■ **Description of the task**
Your job is to write out each record exactly, leaving none out.

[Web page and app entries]
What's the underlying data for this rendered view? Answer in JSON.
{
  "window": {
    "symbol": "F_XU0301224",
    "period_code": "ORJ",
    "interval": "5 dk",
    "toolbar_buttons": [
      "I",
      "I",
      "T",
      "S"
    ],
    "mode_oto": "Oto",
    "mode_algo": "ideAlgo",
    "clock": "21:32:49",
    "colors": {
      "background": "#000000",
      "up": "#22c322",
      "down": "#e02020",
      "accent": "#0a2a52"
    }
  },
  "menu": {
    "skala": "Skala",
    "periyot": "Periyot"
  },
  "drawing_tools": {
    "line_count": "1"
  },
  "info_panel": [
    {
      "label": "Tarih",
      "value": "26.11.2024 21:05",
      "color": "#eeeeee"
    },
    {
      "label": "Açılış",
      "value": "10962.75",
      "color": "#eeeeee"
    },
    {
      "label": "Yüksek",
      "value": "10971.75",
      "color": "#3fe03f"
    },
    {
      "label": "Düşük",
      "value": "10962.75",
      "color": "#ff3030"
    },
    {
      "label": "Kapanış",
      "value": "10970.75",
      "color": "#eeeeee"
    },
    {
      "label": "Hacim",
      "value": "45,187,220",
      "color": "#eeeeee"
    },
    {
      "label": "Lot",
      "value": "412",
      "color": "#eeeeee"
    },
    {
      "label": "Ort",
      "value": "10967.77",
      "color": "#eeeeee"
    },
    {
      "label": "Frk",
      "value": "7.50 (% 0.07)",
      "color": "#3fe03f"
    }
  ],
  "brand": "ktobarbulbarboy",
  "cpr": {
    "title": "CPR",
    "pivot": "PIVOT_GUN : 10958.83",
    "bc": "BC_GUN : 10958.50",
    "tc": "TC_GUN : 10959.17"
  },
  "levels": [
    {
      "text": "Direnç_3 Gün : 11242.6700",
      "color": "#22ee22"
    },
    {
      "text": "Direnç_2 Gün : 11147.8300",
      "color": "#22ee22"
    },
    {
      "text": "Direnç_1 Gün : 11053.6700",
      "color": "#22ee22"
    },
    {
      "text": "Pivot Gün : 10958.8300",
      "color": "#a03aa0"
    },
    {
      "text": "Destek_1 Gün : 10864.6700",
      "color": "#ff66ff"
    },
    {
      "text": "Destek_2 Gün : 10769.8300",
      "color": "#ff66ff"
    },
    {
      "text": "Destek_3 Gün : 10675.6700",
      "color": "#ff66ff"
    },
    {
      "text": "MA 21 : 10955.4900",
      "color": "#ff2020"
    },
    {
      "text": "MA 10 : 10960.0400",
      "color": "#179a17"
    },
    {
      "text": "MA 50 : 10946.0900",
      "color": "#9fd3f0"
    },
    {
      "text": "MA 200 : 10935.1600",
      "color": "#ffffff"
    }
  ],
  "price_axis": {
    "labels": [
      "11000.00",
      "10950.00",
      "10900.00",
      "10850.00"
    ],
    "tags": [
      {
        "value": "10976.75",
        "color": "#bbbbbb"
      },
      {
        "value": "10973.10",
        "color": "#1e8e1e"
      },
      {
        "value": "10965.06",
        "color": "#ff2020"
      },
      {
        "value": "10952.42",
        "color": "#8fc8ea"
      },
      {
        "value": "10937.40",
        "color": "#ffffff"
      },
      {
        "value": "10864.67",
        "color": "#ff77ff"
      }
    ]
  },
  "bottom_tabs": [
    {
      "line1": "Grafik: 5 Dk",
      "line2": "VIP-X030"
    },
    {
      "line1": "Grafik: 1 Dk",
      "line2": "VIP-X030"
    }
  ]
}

■ **Solution to the exercise**
What's the underlying data for this rendered view? Answer in JSON.
{
  "window": {
    "symbol": "F_XU0301224",
    "period_code": "ORJ",
    "interval": "5 dk",
    "toolbar_buttons": [
      "I",
      "I",
      "T",
      "S"
    ],
    "mode_oto": "Oto",
    "mode_algo": "ideAlgo",
    "clock": "21:32:49",
    "colors": {
      "background": "#000000",
      "up": "#22c322",
      "down": "#e02020",
      "accent": "#0a2a52"
    }
  },
  "menu": {
    "skala": "Skala",
    "periyot": "Periyot"
  },
  "drawing_tools": {
    "line_count": "1"
  },
  "info_panel": [
    {
      "label": "Tarih",
      "value": "26.11.2024 21:05",
      "color": "#eeeeee"
    },
    {
      "label": "Açılış",
      "value": "10962.75",
      "color": "#eeeeee"
    },
    {
      "label": "Yüksek",
      "value": "10971.75",
      "color": "#3fe03f"
    },
    {
      "label": "Düşük",
      "value": "10962.75",
      "color": "#ff3030"
    },
    {
      "label": "Kapanış",
      "value": "10970.75",
      "color": "#eeeeee"
    },
    {
      "label": "Hacim",
      "value": "45,187,220",
      "color": "#eeeeee"
    },
    {
      "label": "Lot",
      "value": "412",
      "color": "#eeeeee"
    },
    {
      "label": "Ort",
      "value": "10967.77",
      "color": "#eeeeee"
    },
    {
      "label": "Frk",
      "value": "7.50 (% 0.07)",
      "color": "#3fe03f"
    }
  ],
  "brand": "ktobarbulbarboy",
  "cpr": {
    "title": "CPR",
    "pivot": "PIVOT_GUN : 10958.83",
    "bc": "BC_GUN : 10958.50",
    "tc": "TC_GUN : 10959.17"
  },
  "levels": [
    {
      "text": "Direnç_3 Gün : 11242.6700",
      "color": "#22ee22"
    },
    {
      "text": "Direnç_2 Gün : 11147.8300",
      "color": "#22ee22"
    },
    {
      "text": "Direnç_1 Gün : 11053.6700",
      "color": "#22ee22"
    },
    {
      "text": "Pivot Gün : 10958.8300",
      "color": "#a03aa0"
    },
    {
      "text": "Destek_1 Gün : 10864.6700",
      "color": "#ff66ff"
    },
    {
      "text": "Destek_2 Gün : 10769.8300",
      "color": "#ff66ff"
    },
    {
      "text": "Destek_3 Gün : 10675.6700",
      "color": "#ff66ff"
    },
    {
      "text": "MA 21 : 10955.4900",
      "color": "#ff2020"
    },
    {
      "text": "MA 10 : 10960.0400",
      "color": "#179a17"
    },
    {
      "text": "MA 50 : 10946.0900",
      "color": "#9fd3f0"
    },
    {
      "text": "MA 200 : 10935.1600",
      "color": "#ffffff"
    }
  ],
  "price_axis": {
    "labels": [
      "11000.00",
      "10950.00",
      "10900.00",
      "10850.00"
    ],
    "tags": [
      {
        "value": "10976.75",
        "color": "#bbbbbb"
      },
      {
        "value": "10973.10",
        "color": "#1e8e1e"
      },
      {
        "value": "10965.06",
        "color": "#ff2020"
      },
      {
        "value": "10952.42",
        "color": "#8fc8ea"
      },
      {
        "value": "10937.40",
        "color": "#ffffff"
      },
      {
        "value": "10864.67",
        "color": "#ff77ff"
      }
    ]
  },
  "bottom_tabs": [
    {
      "line1": "Grafik: 5 Dk",
      "line2": "VIP-X030"
    },
    {
      "line1": "Grafik: 1 Dk",
      "line2": "VIP-X030"
    }
  ]
}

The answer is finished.